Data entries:
-- Opening Marker --

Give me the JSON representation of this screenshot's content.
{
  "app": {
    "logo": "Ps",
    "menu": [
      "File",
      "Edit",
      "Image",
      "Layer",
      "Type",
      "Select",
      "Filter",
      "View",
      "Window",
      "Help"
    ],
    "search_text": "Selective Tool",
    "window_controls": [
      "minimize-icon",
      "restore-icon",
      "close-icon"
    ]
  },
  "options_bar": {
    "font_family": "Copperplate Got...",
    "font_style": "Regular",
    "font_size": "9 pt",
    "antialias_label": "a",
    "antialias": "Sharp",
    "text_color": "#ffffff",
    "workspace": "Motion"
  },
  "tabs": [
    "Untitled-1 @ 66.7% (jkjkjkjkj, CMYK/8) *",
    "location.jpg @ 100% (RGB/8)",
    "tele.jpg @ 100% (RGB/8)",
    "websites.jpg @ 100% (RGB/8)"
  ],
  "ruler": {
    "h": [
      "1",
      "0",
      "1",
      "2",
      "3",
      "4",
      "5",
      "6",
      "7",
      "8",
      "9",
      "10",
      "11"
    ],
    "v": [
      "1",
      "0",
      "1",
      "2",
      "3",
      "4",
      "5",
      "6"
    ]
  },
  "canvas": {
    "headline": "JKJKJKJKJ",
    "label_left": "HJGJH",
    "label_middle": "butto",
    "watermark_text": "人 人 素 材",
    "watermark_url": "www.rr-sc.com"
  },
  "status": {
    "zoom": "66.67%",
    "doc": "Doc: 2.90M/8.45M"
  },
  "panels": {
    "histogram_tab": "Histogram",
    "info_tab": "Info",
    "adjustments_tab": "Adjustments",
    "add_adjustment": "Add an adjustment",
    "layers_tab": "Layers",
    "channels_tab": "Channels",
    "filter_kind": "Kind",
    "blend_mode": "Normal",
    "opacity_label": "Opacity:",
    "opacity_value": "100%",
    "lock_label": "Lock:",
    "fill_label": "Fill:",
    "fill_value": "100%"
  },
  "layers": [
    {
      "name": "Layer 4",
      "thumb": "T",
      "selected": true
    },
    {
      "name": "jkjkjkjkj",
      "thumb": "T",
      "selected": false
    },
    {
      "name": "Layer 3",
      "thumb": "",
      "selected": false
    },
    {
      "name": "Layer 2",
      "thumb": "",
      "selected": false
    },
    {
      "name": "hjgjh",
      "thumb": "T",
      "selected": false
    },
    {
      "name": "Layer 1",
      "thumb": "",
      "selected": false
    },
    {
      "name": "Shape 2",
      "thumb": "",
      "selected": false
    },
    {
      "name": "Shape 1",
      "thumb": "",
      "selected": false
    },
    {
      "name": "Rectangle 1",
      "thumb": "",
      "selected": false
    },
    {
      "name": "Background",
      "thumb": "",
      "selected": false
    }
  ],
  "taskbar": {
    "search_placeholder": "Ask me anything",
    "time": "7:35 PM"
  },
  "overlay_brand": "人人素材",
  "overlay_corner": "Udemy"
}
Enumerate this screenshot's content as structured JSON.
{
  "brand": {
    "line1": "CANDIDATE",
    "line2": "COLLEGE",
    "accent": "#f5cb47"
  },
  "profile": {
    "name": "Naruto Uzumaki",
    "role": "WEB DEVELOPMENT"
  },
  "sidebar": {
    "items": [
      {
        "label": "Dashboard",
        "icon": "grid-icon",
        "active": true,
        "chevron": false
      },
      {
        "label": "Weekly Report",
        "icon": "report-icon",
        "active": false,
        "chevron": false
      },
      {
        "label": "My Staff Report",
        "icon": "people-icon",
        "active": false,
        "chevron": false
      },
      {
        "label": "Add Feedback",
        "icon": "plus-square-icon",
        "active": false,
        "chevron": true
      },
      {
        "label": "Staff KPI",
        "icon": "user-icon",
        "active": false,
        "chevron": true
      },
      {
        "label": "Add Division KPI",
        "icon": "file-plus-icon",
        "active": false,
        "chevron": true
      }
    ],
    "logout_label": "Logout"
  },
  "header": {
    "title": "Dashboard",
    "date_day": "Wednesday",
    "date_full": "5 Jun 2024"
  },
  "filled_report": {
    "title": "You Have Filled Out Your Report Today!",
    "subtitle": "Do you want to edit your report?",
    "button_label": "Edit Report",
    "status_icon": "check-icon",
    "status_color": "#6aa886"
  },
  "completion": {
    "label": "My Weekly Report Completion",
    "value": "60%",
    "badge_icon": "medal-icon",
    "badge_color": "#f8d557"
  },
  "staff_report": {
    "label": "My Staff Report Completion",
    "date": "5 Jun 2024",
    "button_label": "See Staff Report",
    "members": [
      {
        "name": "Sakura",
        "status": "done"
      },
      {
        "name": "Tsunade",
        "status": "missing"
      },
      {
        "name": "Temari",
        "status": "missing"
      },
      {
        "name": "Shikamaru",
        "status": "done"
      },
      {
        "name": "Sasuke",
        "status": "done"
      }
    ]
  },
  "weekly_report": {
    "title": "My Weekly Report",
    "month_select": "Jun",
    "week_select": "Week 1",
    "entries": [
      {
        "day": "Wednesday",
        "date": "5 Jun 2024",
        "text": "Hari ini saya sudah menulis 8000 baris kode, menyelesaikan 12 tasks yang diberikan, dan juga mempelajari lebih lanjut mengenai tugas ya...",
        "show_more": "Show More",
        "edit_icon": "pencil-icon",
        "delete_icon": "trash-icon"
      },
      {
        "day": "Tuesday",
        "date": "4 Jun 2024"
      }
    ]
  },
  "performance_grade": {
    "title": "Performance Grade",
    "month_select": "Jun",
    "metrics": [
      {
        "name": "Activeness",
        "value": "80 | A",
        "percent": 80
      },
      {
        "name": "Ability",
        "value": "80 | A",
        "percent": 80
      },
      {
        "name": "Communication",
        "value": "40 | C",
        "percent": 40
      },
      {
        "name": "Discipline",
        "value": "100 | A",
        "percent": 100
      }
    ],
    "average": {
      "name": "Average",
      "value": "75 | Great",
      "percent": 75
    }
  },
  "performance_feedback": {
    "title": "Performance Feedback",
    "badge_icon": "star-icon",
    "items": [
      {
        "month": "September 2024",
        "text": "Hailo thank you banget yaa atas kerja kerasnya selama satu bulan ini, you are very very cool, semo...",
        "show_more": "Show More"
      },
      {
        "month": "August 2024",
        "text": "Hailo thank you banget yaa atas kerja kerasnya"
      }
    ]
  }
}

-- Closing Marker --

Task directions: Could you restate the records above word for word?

Expected answer:
Give me the JSON representation of this screenshot's content.
{
  "app": {
    "logo": "Ps",
    "menu": [
      "File",
      "Edit",
      "Image",
      "Layer",
      "Type",
      "Select",
      "Filter",
      "View",
      "Window",
      "Help"
    ],
    "search_text": "Selective Tool",
    "window_controls": [
      "minimize-icon",
      "restore-icon",
      "close-icon"
    ]
  },
  "options_bar": {
    "font_family": "Copperplate Got...",
    "font_style": "Regular",
    "font_size": "9 pt",
    "antialias_label": "a",
    "antialias": "Sharp",
    "text_color": "#ffffff",
    "workspace": "Motion"
  },
  "tabs": [
    "Untitled-1 @ 66.7% (jkjkjkjkj, CMYK/8) *",
    "location.jpg @ 100% (RGB/8)",
    "tele.jpg @ 100% (RGB/8)",
    "websites.jpg @ 100% (RGB/8)"
  ],
  "ruler": {
    "h": [
      "1",
      "0",
      "1",
      "2",
      "3",
      "4",
      "5",
      "6",
      "7",
      "8",
      "9",
      "10",
      "11"
    ],
    "v": [
      "1",
      "0",
      "1",
      "2",
      "3",
      "4",
      "5",
      "6"
    ]
  },
  "canvas": {
    "headline": "JKJKJKJKJ",
    "label_left": "HJGJH",
    "label_middle": "butto",
    "watermark_text": "人 人 素 材",
    "watermark_url": "www.rr-sc.com"
  },
  "status": {
    "zoom": "66.67%",
    "doc": "Doc: 2.90M/8.45M"
  },
  "panels": {
    "histogram_tab": "Histogram",
    "info_tab": "Info",
    "adjustments_tab": "Adjustments",
    "add_adjustment": "Add an adjustment",
    "layers_tab": "Layers",
    "channels_tab": "Channels",
    "filter_kind": "Kind",
    "blend_mode": "Normal",
    "opacity_label": "Opacity:",
    "opacity_value": "100%",
    "lock_label": "Lock:",
    "fill_label": "Fill:",
    "fill_value": "100%"
  },
  "layers": [
    {
      "name": "Layer 4",
      "thumb": "T",
      "selected": true
    },
    {
      "name": "jkjkjkjkj",
      "thumb": "T",
      "selected": false
    },
    {
      "name": "Layer 3",
      "thumb": "",
      "selected": false
    },
    {
      "name": "Layer 2",
      "thumb": "",
      "selected": false
    },
    {
      "name": "hjgjh",
      "thumb": "T",
      "selected": false
    },
    {
      "name": "Layer 1",
      "thumb": "",
      "selected": false
    },
    {
      "name": "Shape 2",
      "thumb": "",
      "selected": false
    },
    {
      "name": "Shape 1",
      "thumb": "",
      "selected": false
    },
    {
      "name": "Rectangle 1",
      "thumb": "",
      "selected": false
    },
    {
      "name": "Background",
      "thumb": "",
      "selected": false
    }
  ],
  "taskbar": {
    "search_placeholder": "Ask me anything",
    "time": "7:35 PM"
  },
  "overlay_brand": "人人素材",
  "overlay_corner": "Udemy"
}
Enumerate this screenshot's content as structured JSON.
{
  "brand": {
    "line1": "CANDIDATE",
    "line2": "COLLEGE",
    "accent": "#f5cb47"
  },
  "profile": {
    "name": "Naruto Uzumaki",
    "role": "WEB DEVELOPMENT"
  },
  "sidebar": {
    "items": [
      {
        "label": "Dashboard",
        "icon": "grid-icon",
        "active": true,
        "chevron": false
      },
      {
        "label": "Weekly Report",
        "icon": "report-icon",
        "active": false,
        "chevron": false
      },
      {
        "label": "My Staff Report",
        "icon": "people-icon",
        "active": false,
        "chevron": false
      },
      {
        "label": "Add Feedback",
        "icon": "plus-square-icon",
        "active": false,
        "chevron": true
      },
      {
        "label": "Staff KPI",
        "icon": "user-icon",
        "active": false,
        "chevron": true
      },
      {
        "label": "Add Division KPI",
        "icon": "file-plus-icon",
        "active": false,
        "chevron": true
      }
    ],
    "logout_label": "Logout"
  },
  "header": {
    "title": "Dashboard",
    "date_day": "Wednesday",
    "date_full": "5 Jun 2024"
  },
  "filled_report": {
    "title": "You Have Filled Out Your Report Today!",
    "subtitle": "Do you want to edit your report?",
    "button_label": "Edit Report",
    "status_icon": "check-icon",
    "status_color": "#6aa886"
  },
  "completion": {
    "label": "My Weekly Report Completion",
    "value": "60%",
    "badge_icon": "medal-icon",
    "badge_color": "#f8d557"
  },
  "staff_report": {
    "label": "My Staff Report Completion",
    "date": "5 Jun 2024",
    "button_label": "See Staff Report",
    "members": [
      {
        "name": "Sakura",
        "status": "done"
      },
      {
        "name": "Tsunade",
        "status": "missing"
      },
      {
        "name": "Temari",
        "status": "missing"
      },
      {
        "name": "Shikamaru",
        "status": "done"
      },
      {
        "name": "Sasuke",
        "status": "done"
      }
    ]
  },
  "weekly_report": {
    "title": "My Weekly Report",
    "month_select": "Jun",
    "week_select": "Week 1",
    "entries": [
      {
        "day": "Wednesday",
        "date": "5 Jun 2024",
        "text": "Hari ini saya sudah menulis 8000 baris kode, menyelesaikan 12 tasks yang diberikan, dan juga mempelajari lebih lanjut mengenai tugas ya...",
        "show_more": "Show More",
        "edit_icon": "pencil-icon",
        "delete_icon": "trash-icon"
      },
      {
        "day": "Tuesday",
        "date": "4 Jun 2024"
      }
    ]
  },
  "performance_grade": {
    "title": "Performance Grade",
    "month_select": "Jun",
    "metrics": [
      {
        "name": "Activeness",
        "value": "80 | A",
        "percent": 80
      },
      {
        "name": "Ability",
        "value": "80 | A",
        "percent": 80
      },
      {
        "name": "Communication",
        "value": "40 | C",
        "percent": 40
      },
      {
        "name": "Discipline",
        "value": "100 | A",
        "percent": 100
      }
    ],
    "average": {
      "name": "Average",
      "value": "75 | Great",
      "percent": 75
    }
  },
  "performance_feedback": {
    "title": "Performance Feedback",
    "badge_icon": "star-icon",
    "items": [
      {
        "month": "September 2024",
        "text": "Hailo thank you banget yaa atas kerja kerasnya selama satu bulan ini, you are very very cool, semo...",
        "show_more": "Show More"
      },
      {
        "month": "August 2024",
        "text": "Hailo thank you banget yaa atas kerja kerasnya"
      }
    ]
  }
}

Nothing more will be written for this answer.